Task details:
Show, in full, each line of the data that contains "Contato".

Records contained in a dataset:
BEGIN

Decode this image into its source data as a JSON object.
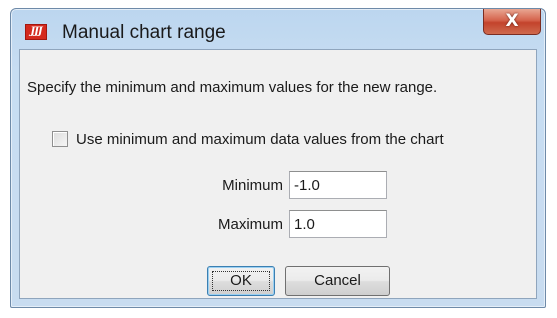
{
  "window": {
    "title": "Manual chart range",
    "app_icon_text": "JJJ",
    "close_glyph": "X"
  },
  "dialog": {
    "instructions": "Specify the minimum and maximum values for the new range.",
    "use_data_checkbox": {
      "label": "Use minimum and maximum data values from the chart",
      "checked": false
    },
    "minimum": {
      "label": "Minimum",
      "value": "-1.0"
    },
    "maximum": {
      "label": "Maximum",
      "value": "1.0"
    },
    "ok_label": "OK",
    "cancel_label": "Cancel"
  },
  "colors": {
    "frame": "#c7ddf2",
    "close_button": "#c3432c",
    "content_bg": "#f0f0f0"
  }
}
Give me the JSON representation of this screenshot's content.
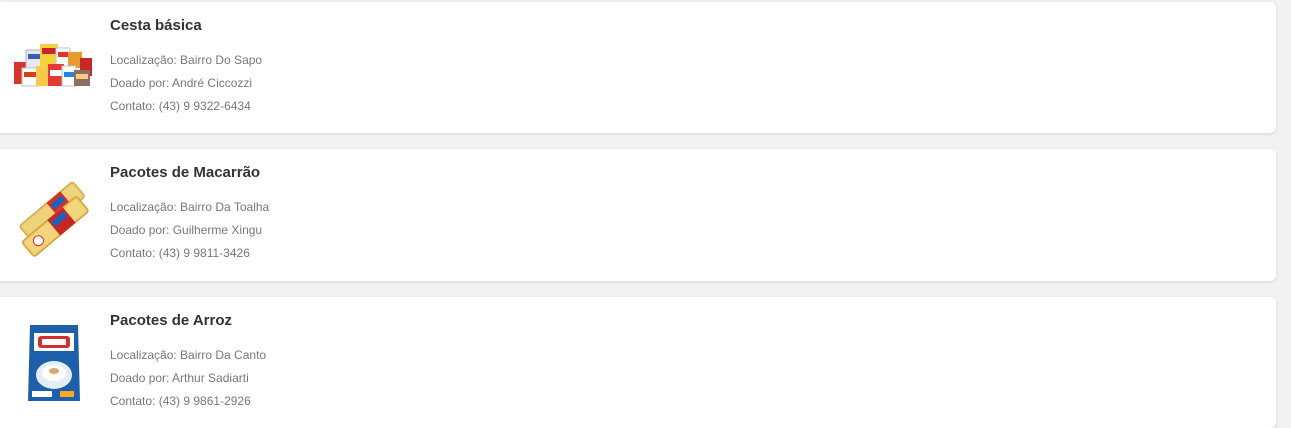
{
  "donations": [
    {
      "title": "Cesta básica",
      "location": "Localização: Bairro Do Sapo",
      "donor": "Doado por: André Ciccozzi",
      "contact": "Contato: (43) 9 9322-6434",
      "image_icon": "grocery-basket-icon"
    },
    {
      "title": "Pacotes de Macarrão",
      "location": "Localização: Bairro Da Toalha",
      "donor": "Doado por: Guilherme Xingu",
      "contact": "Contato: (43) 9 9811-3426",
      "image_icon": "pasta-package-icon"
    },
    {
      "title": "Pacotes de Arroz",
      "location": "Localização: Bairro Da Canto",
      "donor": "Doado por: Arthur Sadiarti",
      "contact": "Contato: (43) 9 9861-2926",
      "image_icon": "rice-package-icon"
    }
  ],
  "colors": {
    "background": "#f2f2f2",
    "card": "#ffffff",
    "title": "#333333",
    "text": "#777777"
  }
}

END

Written answer:
      "contact": "Contato: (43) 9 9322-6434",
      "contact": "Contato: (43) 9 9811-3426",
      "contact": "Contato: (43) 9 9861-2926",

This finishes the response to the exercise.